The Basilica of San Clemente in Rome has a long history. The present day 12th century church was thought to be the early Christian basilica mentioned by Jerome until the excavations in the 19th century. The still ongoing archaeological excavations at the site have exposed not only the “Lower Church” of the 5th century but also a horrea and a domus with a Mithraeum, reaching republican layers of Roman urban history. From the second half of 19th century on, the studies of San Clemente are numerous. Important names of architectural history and archaeology, such as Richard Krautheimer and Federico Guidobaldi, have made an enormous impact on the study of early Christian churches and San Clemente in particular. The 20 different building phases of the site are entangled and complicated and some of them have been erased almost completely during the last two millennia.The main theme of my dissertation concerns the building phases from the 3rd century throughout the 5th century when the first proper Christian basilica was finished. There have been conflicting theories about the function of the 3rd century building. The first theories saw St. Clement’s house church transformed into a domus ecclesiae and further to an aula ecclesiae and finally into a regular basilica below the present San Clemente. Several theories have been discussed and abandoned, but there are still unanswered questions about the 3rd century building’s function – whether it was an Imperial mint or a private building. The aim of this dissertation is a set of sequenced reconstructions of San Clemente along The London Charter principles of virtual archaeology through the typological developments of the Roman basilica and the late antique domus as a source of Roman Sakraltopographie. The aim of the dissertation is to shed light on these unanswered questions by creating new reconstructions of San Clemente and its urban context in 3D-models and GIS-based cartography. The bulk of Roman early Christian churches that were built in a hundred years time (350-450 AD) constitute a vast source of comparative material for my research. The data of the early Christian Roman basilica in general has been processed in typologies and tables with the aim to find the similarities in building history and urban location. This material is used along with the more traditional comparative evidence of literary sources. In the last decades the research of the late antique domus has developed greatly (Simon Ellis, Kimberly Bowes etc.). The relation of the domus to early Christian architecture has also been viewed in a new light in topographical, architectural and socio-economical terms.

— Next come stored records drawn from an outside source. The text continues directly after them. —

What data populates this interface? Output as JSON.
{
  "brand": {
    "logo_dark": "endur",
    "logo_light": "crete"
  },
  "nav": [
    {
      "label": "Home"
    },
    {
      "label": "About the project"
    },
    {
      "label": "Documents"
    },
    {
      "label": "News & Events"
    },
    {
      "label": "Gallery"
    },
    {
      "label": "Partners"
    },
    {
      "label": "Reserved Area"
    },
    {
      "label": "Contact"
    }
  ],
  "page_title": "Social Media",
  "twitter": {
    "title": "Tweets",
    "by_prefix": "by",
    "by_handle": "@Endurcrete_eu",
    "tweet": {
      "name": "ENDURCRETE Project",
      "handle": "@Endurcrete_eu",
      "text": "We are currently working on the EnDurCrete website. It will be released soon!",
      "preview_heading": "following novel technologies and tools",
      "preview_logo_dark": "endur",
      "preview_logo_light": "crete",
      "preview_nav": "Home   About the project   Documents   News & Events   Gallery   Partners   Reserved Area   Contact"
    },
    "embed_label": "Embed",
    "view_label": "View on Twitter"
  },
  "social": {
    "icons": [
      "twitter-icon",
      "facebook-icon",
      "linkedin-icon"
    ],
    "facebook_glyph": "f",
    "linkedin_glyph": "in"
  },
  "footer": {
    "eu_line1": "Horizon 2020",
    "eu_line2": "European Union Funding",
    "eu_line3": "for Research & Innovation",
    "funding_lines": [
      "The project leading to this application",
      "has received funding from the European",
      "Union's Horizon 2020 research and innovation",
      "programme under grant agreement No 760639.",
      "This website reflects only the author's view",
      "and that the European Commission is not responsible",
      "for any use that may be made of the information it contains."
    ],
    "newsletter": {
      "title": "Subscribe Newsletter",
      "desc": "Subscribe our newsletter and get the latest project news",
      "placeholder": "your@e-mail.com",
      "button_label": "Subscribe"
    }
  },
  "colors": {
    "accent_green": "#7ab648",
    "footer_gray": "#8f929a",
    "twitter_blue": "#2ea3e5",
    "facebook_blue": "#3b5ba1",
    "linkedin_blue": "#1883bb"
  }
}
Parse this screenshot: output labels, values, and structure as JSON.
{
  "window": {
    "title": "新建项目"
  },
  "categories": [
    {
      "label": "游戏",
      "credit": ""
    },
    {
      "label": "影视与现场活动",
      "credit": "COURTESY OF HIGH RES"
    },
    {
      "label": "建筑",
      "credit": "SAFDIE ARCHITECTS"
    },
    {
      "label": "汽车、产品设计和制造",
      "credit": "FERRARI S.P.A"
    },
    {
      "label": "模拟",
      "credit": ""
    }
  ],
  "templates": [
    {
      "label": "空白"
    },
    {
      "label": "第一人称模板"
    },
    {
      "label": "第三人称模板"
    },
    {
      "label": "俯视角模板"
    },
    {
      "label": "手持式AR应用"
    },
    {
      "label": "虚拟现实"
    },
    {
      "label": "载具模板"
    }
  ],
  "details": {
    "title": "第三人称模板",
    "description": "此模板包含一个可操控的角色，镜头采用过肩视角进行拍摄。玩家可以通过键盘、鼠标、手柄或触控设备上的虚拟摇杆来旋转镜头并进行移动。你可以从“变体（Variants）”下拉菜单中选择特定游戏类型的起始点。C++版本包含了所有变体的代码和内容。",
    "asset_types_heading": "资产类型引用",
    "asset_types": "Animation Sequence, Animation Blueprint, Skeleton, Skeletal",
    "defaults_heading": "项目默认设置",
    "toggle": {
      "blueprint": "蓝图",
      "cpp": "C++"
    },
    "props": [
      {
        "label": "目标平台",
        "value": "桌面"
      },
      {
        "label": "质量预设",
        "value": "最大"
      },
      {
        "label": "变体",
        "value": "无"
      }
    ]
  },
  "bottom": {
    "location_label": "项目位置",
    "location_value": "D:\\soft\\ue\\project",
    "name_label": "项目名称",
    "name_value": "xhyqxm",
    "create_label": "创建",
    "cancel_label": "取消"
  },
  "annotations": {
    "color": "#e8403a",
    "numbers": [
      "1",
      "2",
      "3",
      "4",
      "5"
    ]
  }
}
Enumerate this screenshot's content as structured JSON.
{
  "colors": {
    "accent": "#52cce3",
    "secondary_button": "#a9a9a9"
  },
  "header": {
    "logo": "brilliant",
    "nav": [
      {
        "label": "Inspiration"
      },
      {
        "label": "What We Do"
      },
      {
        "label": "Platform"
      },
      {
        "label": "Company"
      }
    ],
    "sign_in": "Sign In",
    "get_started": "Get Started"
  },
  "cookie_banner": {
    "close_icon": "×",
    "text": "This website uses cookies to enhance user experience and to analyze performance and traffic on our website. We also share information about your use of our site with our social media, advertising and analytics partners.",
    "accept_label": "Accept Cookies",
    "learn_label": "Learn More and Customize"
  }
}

My conclusion, that the aula ecclesiae (a church built in the public space of a domus) was in fact the first building phase of San Clemente, is further based on late antique Roman urban history as well as the history of private patronage and ecclesiastical history.
|Translated title of the contribution||San Clemente in Rome : a new reconstruction of the early 5th century basilica and its origins|
|Publication status||Published - 2017|
|MoE publication type||G4 Doctoral dissertation (monograph)|
- Christian architecture
- history of architecture